Duties of beneficence are paramount for officers to engage in doing good deeds for others. Officers are perceived to be on a higher pedestal, and should always act in a way that is helpful to others and promote kindness with compassion for citizens. A third prima facie duty all law enforcement officers should follow is non-malfeasance to prevent injury to others. This function is meant to avoid any harm to others and the officers, in addition to refraining from cruelty. Self-education and education of others avoid harm and hurt from others too.
Arvanitis, A. (2017). Autonomy and morality: A Self-Determination Theory discussion of ethics. New Ideas in Psychology, 47, 57-61.
Bermann, K. M. (2017). Evidence for Endorsement of a Trait-oriented Approach to the Examination of Psychopathy.
Boundless. “Kohlberg’s Stages of Moral Development.” Boundless Psychology Boundless, 20 Sep. 2016. Retrieved 18 Aug 2017 from https://www.boundless.com/ psychology/textbooks/boundless-psychology-textbook/human-development-14/theories-of-human-development-70/kohlberg-s-stages-of-moral-development-268-12803/
Bradford, B., Milani, J., & Jackson, J. (2017). Identity, legitimacy and “making sense” of police use of force. Policing: An International Journal, 40(3), 614-627.

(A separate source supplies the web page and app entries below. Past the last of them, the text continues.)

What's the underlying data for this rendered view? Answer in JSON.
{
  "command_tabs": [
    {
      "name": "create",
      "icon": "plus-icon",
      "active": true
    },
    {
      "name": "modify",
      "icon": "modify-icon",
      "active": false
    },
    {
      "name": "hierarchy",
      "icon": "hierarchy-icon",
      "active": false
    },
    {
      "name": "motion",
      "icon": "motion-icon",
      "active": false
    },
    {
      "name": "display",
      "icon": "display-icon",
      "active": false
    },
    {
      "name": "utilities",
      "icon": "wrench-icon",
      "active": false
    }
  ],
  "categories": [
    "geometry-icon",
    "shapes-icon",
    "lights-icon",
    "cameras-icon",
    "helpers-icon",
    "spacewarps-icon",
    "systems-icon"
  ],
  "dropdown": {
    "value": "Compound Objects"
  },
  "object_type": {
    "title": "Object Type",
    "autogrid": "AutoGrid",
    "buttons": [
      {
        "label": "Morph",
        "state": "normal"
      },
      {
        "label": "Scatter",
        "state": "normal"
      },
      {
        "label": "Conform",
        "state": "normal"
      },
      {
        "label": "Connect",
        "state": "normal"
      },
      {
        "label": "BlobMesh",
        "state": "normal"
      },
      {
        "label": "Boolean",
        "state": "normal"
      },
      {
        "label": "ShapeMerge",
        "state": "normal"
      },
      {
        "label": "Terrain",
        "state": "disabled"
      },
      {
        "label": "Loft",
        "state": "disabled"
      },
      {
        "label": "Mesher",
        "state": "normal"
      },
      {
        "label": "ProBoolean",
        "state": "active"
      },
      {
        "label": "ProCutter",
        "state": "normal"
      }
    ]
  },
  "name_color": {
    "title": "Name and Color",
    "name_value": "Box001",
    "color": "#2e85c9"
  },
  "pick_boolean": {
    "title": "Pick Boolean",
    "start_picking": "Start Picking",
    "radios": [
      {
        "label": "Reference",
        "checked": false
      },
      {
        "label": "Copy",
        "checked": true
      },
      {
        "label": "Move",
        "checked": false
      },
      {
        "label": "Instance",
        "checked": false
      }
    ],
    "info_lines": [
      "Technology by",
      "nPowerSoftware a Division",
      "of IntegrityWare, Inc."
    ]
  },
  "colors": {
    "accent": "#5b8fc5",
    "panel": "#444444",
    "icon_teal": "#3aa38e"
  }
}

Braswell, M. C., McCarthy, B. R., & McCarthy, B. J. (2017). Justice, crime, and ethics. Taylor & Francis.
Ellemers, N. (2017). Morality and the Regulation of Social Behavior: Groups as Moral Anchors. Psychology Press.
Harris, C. J. (2016). Towards a career view of police misconduct. Aggression and violent behavior, 31, 219-228.

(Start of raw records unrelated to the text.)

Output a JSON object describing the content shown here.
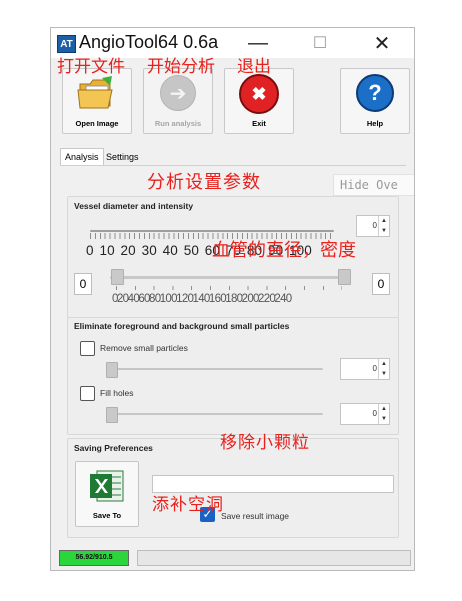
{
  "window": {
    "title": "AngioTool64 0.6a",
    "app_icon_text": "AT"
  },
  "titlebar": {
    "minimize": "—",
    "maximize": "☐",
    "close": "✕"
  },
  "annotations": {
    "open_file": "打开文件",
    "start_analysis": "开始分析",
    "exit": "退出",
    "param_settings": "分析设置参数",
    "vessel_diameter_density": "血管的直径，密度",
    "remove_particles": "移除小颗粒",
    "fill_holes": "添补空洞"
  },
  "toolbar": {
    "open_label": "Open Image",
    "run_label": "Run analysis",
    "exit_label": "Exit",
    "help_label": "Help",
    "help_glyph": "?",
    "exit_glyph": "✖",
    "run_glyph": "➔"
  },
  "tabs": [
    {
      "label": "Analysis"
    },
    {
      "label": "Settings"
    }
  ],
  "hide_overlay": "Hide Ove",
  "vessel": {
    "title": "Vessel diameter and intensity",
    "spinner_value": "0",
    "diameter_scale": "0 10 20 30 40 50 60 70 80 90 100",
    "intensity_left": "0",
    "intensity_right": "0",
    "intensity_scale": "0 20 40 60 80 100 120 140 160 180 200 220 240"
  },
  "particles": {
    "title": "Eliminate foreground and background small particles",
    "remove_label": "Remove small particles",
    "remove_value": "0",
    "fill_label": "Fill holes",
    "fill_value": "0"
  },
  "saving": {
    "title": "Saving Preferences",
    "save_to_label": "Save To",
    "save_result_label": "Save result image",
    "save_result_checked": true,
    "path_value": ""
  },
  "status": {
    "memory": "56.92/910.5"
  }
}
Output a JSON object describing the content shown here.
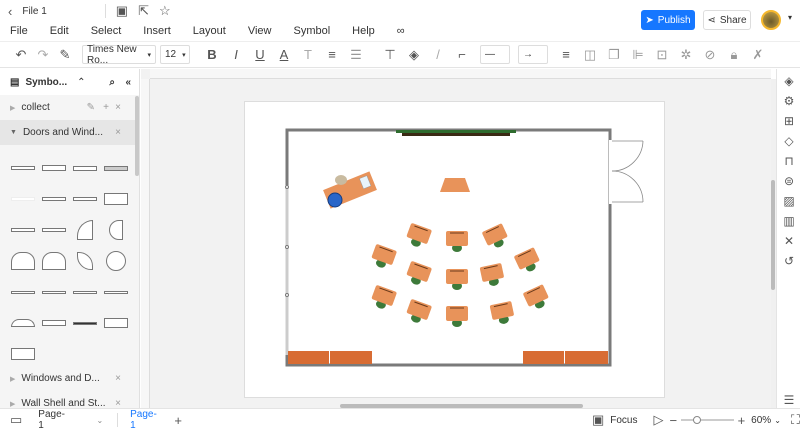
{
  "titlebar": {
    "file_name": "File 1"
  },
  "menu": [
    "File",
    "Edit",
    "Select",
    "Insert",
    "Layout",
    "View",
    "Symbol",
    "Help"
  ],
  "toolbar": {
    "font": "Times New Ro...",
    "size": "12"
  },
  "header": {
    "publish": "Publish",
    "share": "Share"
  },
  "sidebar": {
    "title": "Symbo...",
    "groups": [
      {
        "label": "collect"
      },
      {
        "label": "Doors and Wind..."
      },
      {
        "label": "Windows and D..."
      },
      {
        "label": "Wall Shell and St..."
      }
    ]
  },
  "status": {
    "page_select": "Page-1",
    "page_tab": "Page-1",
    "focus": "Focus",
    "zoom": "60%"
  },
  "colors": {
    "accent": "#1677ff",
    "desk": "#e8935a",
    "cabinet": "#d86c33",
    "board": "#2e6b2e"
  }
}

Jabbour, M., & Abdel-Kader, M. (2016). ERM adoption in the insurance sector: Is it a regulatory imperative or business value-driven?. Qualitative Research in Accounting & Management, 13(4), 472-510.
Lickona, T., Schaps, E., Lewis, C., O’Shea, W. J., Condly, S., & Hackett, J. (2016). Developing the Character of Trusted Army Professionals: A Review of the Relevant Literature.
Smith, M. C., & DeFrates-Densch, N. (Eds.). (2016). Challenges and Innovations in Educational Psychology Teaching and Learning. IAP.
Wells, K. (2017). What does a republican government with Donald Trump as President of the USA mean for children, youth and families?. Children’s Geographies, 15(4), 491-497.
Now Its Your Turn
What do you think?
Do you have a different verdict that you can add in the comment section below?